What software should I use? I am not very computer savvy…I need something that will allow me to convert what I play on piano to sound as if it were other instruments. What mics are best? What keyboard should I purchase? Please help if you can with suggestions.
Thank you so much!
I’d suggest you do some research. If you’re at all computer comfortable, that’s the way to go. As a start check out:
Hom recording. com
All of us here are obviously using n-track and like it. Sounds like you want to also do MIDI.
Before you go dumping a lot of hard-earned cash, get a beginners book.
Here’s a good one:
|What software should I use? I am not very computer savvy…I need something that will allow me to convert what I play on piano to sound as if it were other instruments.|
Well, n-track is a good start.
As for a keyboard, you need something that has a Midi output. That way instead of the audio being recorded, what you actually record is the “score”, (in a manner of speaking).
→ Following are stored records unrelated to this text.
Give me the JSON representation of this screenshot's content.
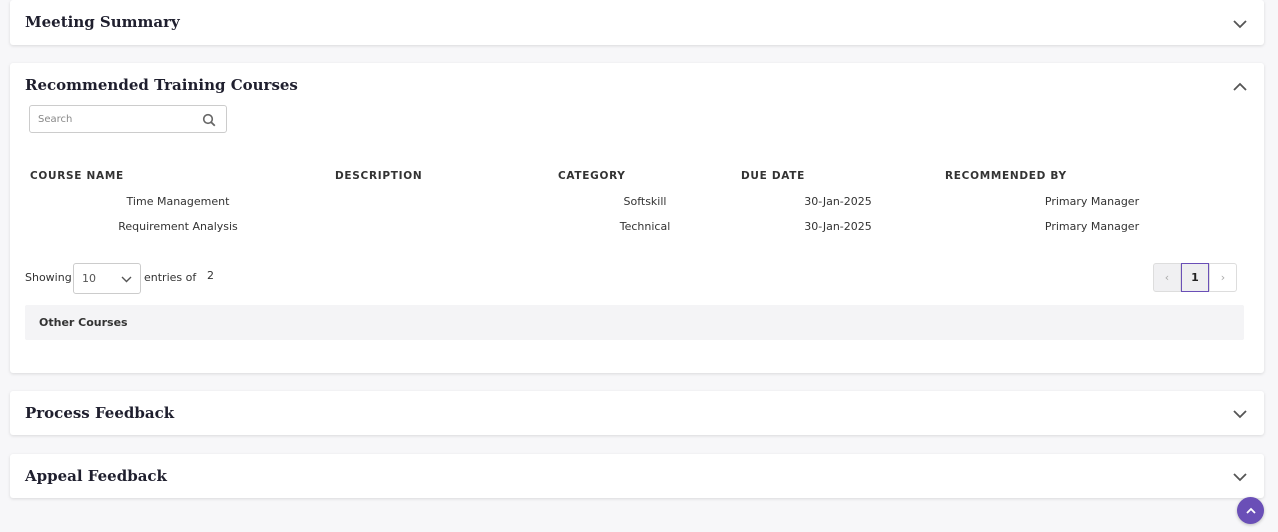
{
  "sections": {
    "meeting_summary": {
      "title": "Meeting Summary"
    },
    "recommended_training": {
      "title": "Recommended Training Courses",
      "search": {
        "placeholder": "Search",
        "value": ""
      },
      "columns": [
        "COURSE NAME",
        "DESCRIPTION",
        "CATEGORY",
        "DUE DATE",
        "RECOMMENDED BY"
      ],
      "rows": [
        {
          "course_name": "Time Management",
          "description": "",
          "category": "Softskill",
          "due_date": "30-Jan-2025",
          "recommended_by": "Primary Manager"
        },
        {
          "course_name": "Requirement Analysis",
          "description": "",
          "category": "Technical",
          "due_date": "30-Jan-2025",
          "recommended_by": "Primary Manager"
        }
      ],
      "pagination": {
        "showing_label": "Showing",
        "page_size": "10",
        "entries_of_label": "entries of",
        "total": "2",
        "prev_symbol": "‹",
        "current_page": "1",
        "next_symbol": "›"
      },
      "other_courses_label": "Other Courses"
    },
    "process_feedback": {
      "title": "Process Feedback"
    },
    "appeal_feedback": {
      "title": "Appeal Feedback"
    }
  },
  "colors": {
    "accent": "#6a4fb7",
    "chevron": "#555555"
  },
  "icons": {
    "expand": "chevron-down-icon",
    "collapse": "chevron-up-icon",
    "search": "search-icon",
    "scroll_top": "chevron-up-icon"
  }
}
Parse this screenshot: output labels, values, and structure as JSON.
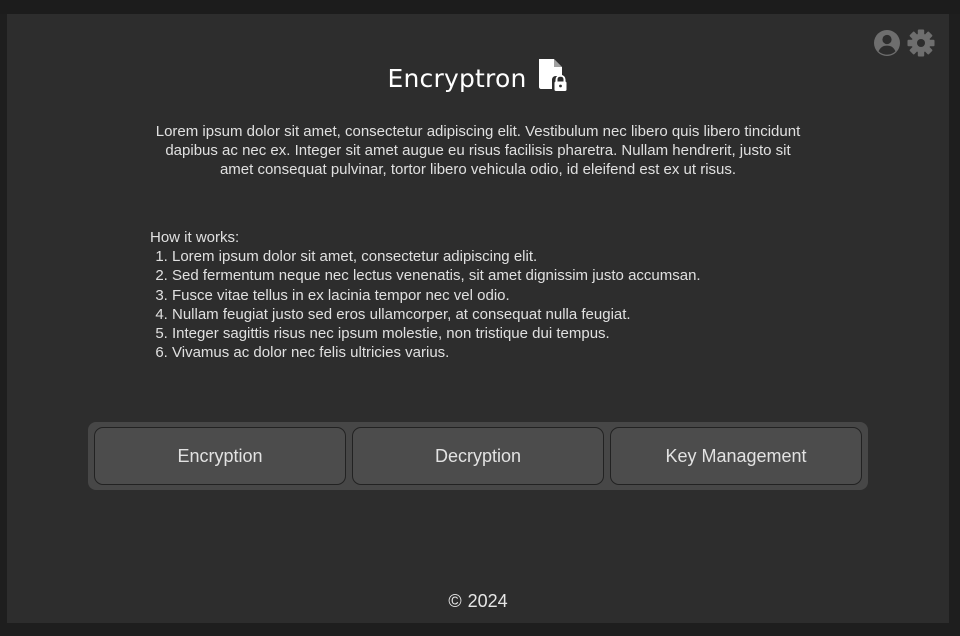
{
  "app": {
    "title": "Encryptron",
    "title_icon": "file-lock-icon"
  },
  "header": {
    "icons": [
      "user-circle-icon",
      "gear-icon"
    ]
  },
  "intro": {
    "text": "Lorem ipsum dolor sit amet, consectetur adipiscing elit. Vestibulum nec libero quis libero tincidunt dapibus ac nec ex. Integer sit amet augue eu risus facilisis pharetra. Nullam hendrerit, justo sit amet consequat pulvinar, tortor libero vehicula odio, id eleifend est ex ut risus."
  },
  "how_it_works": {
    "heading": "How it works:",
    "steps": [
      "Lorem ipsum dolor sit amet, consectetur adipiscing elit.",
      "Sed fermentum neque nec lectus venenatis, sit amet dignissim justo accumsan.",
      "Fusce vitae tellus in ex lacinia tempor nec vel odio.",
      "Nullam feugiat justo sed eros ullamcorper, at consequat nulla feugiat.",
      "Integer sagittis risus nec ipsum molestie, non tristique dui tempus.",
      "Vivamus ac dolor nec felis ultricies varius."
    ]
  },
  "tabs": [
    {
      "label": "Encryption"
    },
    {
      "label": "Decryption"
    },
    {
      "label": "Key Management"
    }
  ],
  "footer": {
    "symbol": "©",
    "year": "2024"
  },
  "colors": {
    "background": "#1e1e1e",
    "panel": "#2d2d2d",
    "tab_bar": "#474747",
    "tab": "#4c4c4c",
    "text": "#e6e6e6"
  }
}
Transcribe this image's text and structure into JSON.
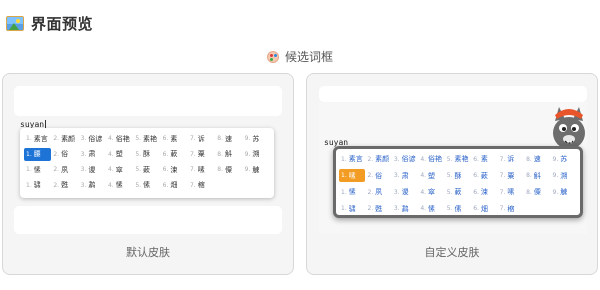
{
  "header": {
    "title": "界面预览",
    "icon": "picture-icon"
  },
  "subheader": {
    "title": "候选词框",
    "icon": "palette-icon"
  },
  "default_skin": {
    "label": "默认皮肤",
    "pinyin": "suyan",
    "accent_color": "#1e73d7",
    "rows": [
      [
        {
          "num": "1.",
          "text": "素言"
        },
        {
          "num": "2.",
          "text": "素颜"
        },
        {
          "num": "3.",
          "text": "俗谚"
        },
        {
          "num": "4.",
          "text": "俗艳"
        },
        {
          "num": "5.",
          "text": "素艳"
        },
        {
          "num": "6.",
          "text": "素"
        },
        {
          "num": "7.",
          "text": "诉"
        },
        {
          "num": "8.",
          "text": "速"
        },
        {
          "num": "9.",
          "text": "苏"
        }
      ],
      [
        {
          "num": "1.",
          "text": "腰",
          "selected": true
        },
        {
          "num": "2.",
          "text": "俗"
        },
        {
          "num": "3.",
          "text": "肃"
        },
        {
          "num": "4.",
          "text": "塑"
        },
        {
          "num": "5.",
          "text": "酥"
        },
        {
          "num": "6.",
          "text": "蔌"
        },
        {
          "num": "7.",
          "text": "粟"
        },
        {
          "num": "8.",
          "text": "斛"
        },
        {
          "num": "9.",
          "text": "溯"
        }
      ],
      [
        {
          "num": "1.",
          "text": "愫"
        },
        {
          "num": "2.",
          "text": "夙"
        },
        {
          "num": "3.",
          "text": "谡"
        },
        {
          "num": "4.",
          "text": "窣"
        },
        {
          "num": "5.",
          "text": "蔌"
        },
        {
          "num": "6.",
          "text": "涑"
        },
        {
          "num": "7.",
          "text": "嗉"
        },
        {
          "num": "8.",
          "text": "僳"
        },
        {
          "num": "9.",
          "text": "觫"
        }
      ],
      [
        {
          "num": "1.",
          "text": "骕"
        },
        {
          "num": "2.",
          "text": "甦"
        },
        {
          "num": "3.",
          "text": "鹔"
        },
        {
          "num": "4.",
          "text": "愫"
        },
        {
          "num": "5.",
          "text": "傃"
        },
        {
          "num": "6.",
          "text": "畑"
        },
        {
          "num": "7.",
          "text": "樎"
        }
      ]
    ]
  },
  "custom_skin": {
    "label": "自定义皮肤",
    "pinyin": "suyan",
    "accent_color": "#f39c24",
    "mascot": "gray-cat-mascot",
    "rows": [
      [
        {
          "num": "1.",
          "text": "素言"
        },
        {
          "num": "2.",
          "text": "素颜"
        },
        {
          "num": "3.",
          "text": "俗谚"
        },
        {
          "num": "4.",
          "text": "俗艳"
        },
        {
          "num": "5.",
          "text": "素艳"
        },
        {
          "num": "6.",
          "text": "素"
        },
        {
          "num": "7.",
          "text": "诉"
        },
        {
          "num": "8.",
          "text": "速"
        },
        {
          "num": "9.",
          "text": "苏"
        }
      ],
      [
        {
          "num": "1.",
          "text": "嗉",
          "selected": true
        },
        {
          "num": "2.",
          "text": "俗"
        },
        {
          "num": "3.",
          "text": "肃"
        },
        {
          "num": "4.",
          "text": "塑"
        },
        {
          "num": "5.",
          "text": "酥"
        },
        {
          "num": "6.",
          "text": "蔌"
        },
        {
          "num": "7.",
          "text": "粟"
        },
        {
          "num": "8.",
          "text": "斛"
        },
        {
          "num": "9.",
          "text": "溯"
        }
      ],
      [
        {
          "num": "1.",
          "text": "愫"
        },
        {
          "num": "2.",
          "text": "夙"
        },
        {
          "num": "3.",
          "text": "谡"
        },
        {
          "num": "4.",
          "text": "窣"
        },
        {
          "num": "5.",
          "text": "蔌"
        },
        {
          "num": "6.",
          "text": "涑"
        },
        {
          "num": "7.",
          "text": "嗉"
        },
        {
          "num": "8.",
          "text": "僳"
        },
        {
          "num": "9.",
          "text": "觫"
        }
      ],
      [
        {
          "num": "1.",
          "text": "骕"
        },
        {
          "num": "2.",
          "text": "甦"
        },
        {
          "num": "3.",
          "text": "鹔"
        },
        {
          "num": "4.",
          "text": "愫"
        },
        {
          "num": "5.",
          "text": "傃"
        },
        {
          "num": "6.",
          "text": "畑"
        },
        {
          "num": "7.",
          "text": "樎"
        }
      ]
    ]
  }
}
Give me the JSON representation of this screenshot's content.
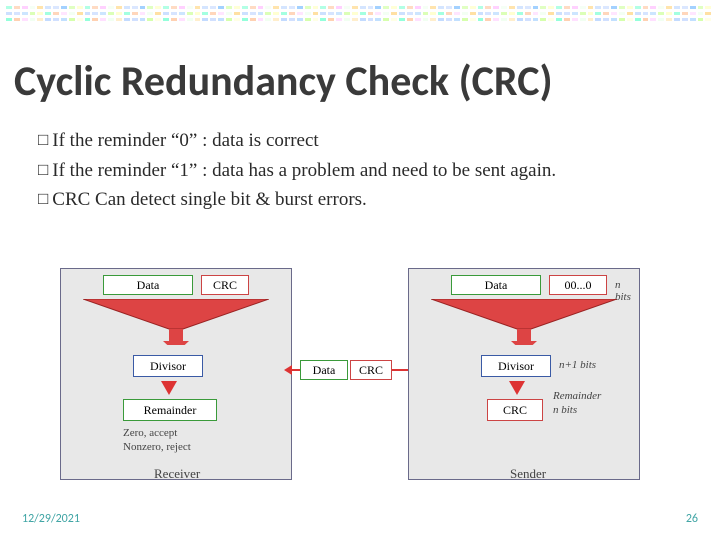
{
  "slide": {
    "title": "Cyclic Redundancy Check (CRC)"
  },
  "bullets": {
    "b1": "If the reminder “0” : data is correct",
    "b2": "If the reminder “1” : data has a problem and need to be sent again.",
    "b3": "CRC Can detect single bit & burst errors."
  },
  "diagram": {
    "left": {
      "data": "Data",
      "crc": "CRC",
      "divisor": "Divisor",
      "remainder": "Remainder",
      "note1": "Zero, accept",
      "note2": "Nonzero, reject",
      "label": "Receiver"
    },
    "middle": {
      "data": "Data",
      "crc": "CRC"
    },
    "right": {
      "data": "Data",
      "zeros": "00...0",
      "divisor": "Divisor",
      "crc": "CRC",
      "nbits": "n bits",
      "np1": "n+1 bits",
      "remainder": "Remainder",
      "label": "Sender"
    }
  },
  "footer": {
    "date": "12/29/2021",
    "page": "26"
  },
  "colors": {
    "green_border": "#3a9a3a",
    "blue_border": "#3a5aa5",
    "red_border": "#c44"
  }
}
Then that “score” can be played by any “instrument”.
As for mics, if you get a dozen responses, you’ll get two dozen different answers.
But depends what you want to record. Dynamics are reliable, robust and idiot proof, and the Shure SM57/58 are ubiquitous.
Condensers tend to be less robust, but are more open and airy, and are favoured for many instruments and voices.
Ribbons have a beautiful sound, and are hellish expensive, and if you look at them the wrong way, they explode!
But as I said, it all depends.
So as Val and Tim say, get yourself a good beginners book, or get info off the Internet, then come back here for specific answers, opinions, and urban myths.
You can get a nice MIDI keyboard for under 200 smack a roos, N-track is a great inexpensive recording software.
You dont have to be very literate on computers. You will have to get into the inner workings of any software to get to the point of making a decent demo quality recording. Once you get to that stage, you can if willing, progress to making pro quality output.
You need to come up with a budget. Good mics start at around 100 dollars, MIDI keyboards ( to do what you stated) start around that amount also. You can get some fairly low end equip and make fine recordings.
Regarding microphones, this is one of the few products where you can still get some great deals on ebay. The thing is, you will need to spend some time and do some research to buy intelligently. Microphones make a big difference and if you can put together a modest collection of different mics it will really help your recording. Here’s a few tips:
For dynamic mics stick with the major brands. I’ve been particularly happy with Audio-Technica but anything by Shure, Sennheiser, and Audix will be good quality. If you’re buying on ebay the Shure mics will go for the highest prices so are generally not the best value.
For large and small diaphram condenser mics you can get started pretty cheap with something from MXL or Studio Projects. These are Chinese mics that sound amazing for the money. You can find some incredible deals on ebay.
A few of my favorite low cost mics are the AT MB2000 (now the MB2K), MB4000 (now the MB4K), MXL 2001, MXL 603S, Oktava 319, and the good 'ole Shure SM 57.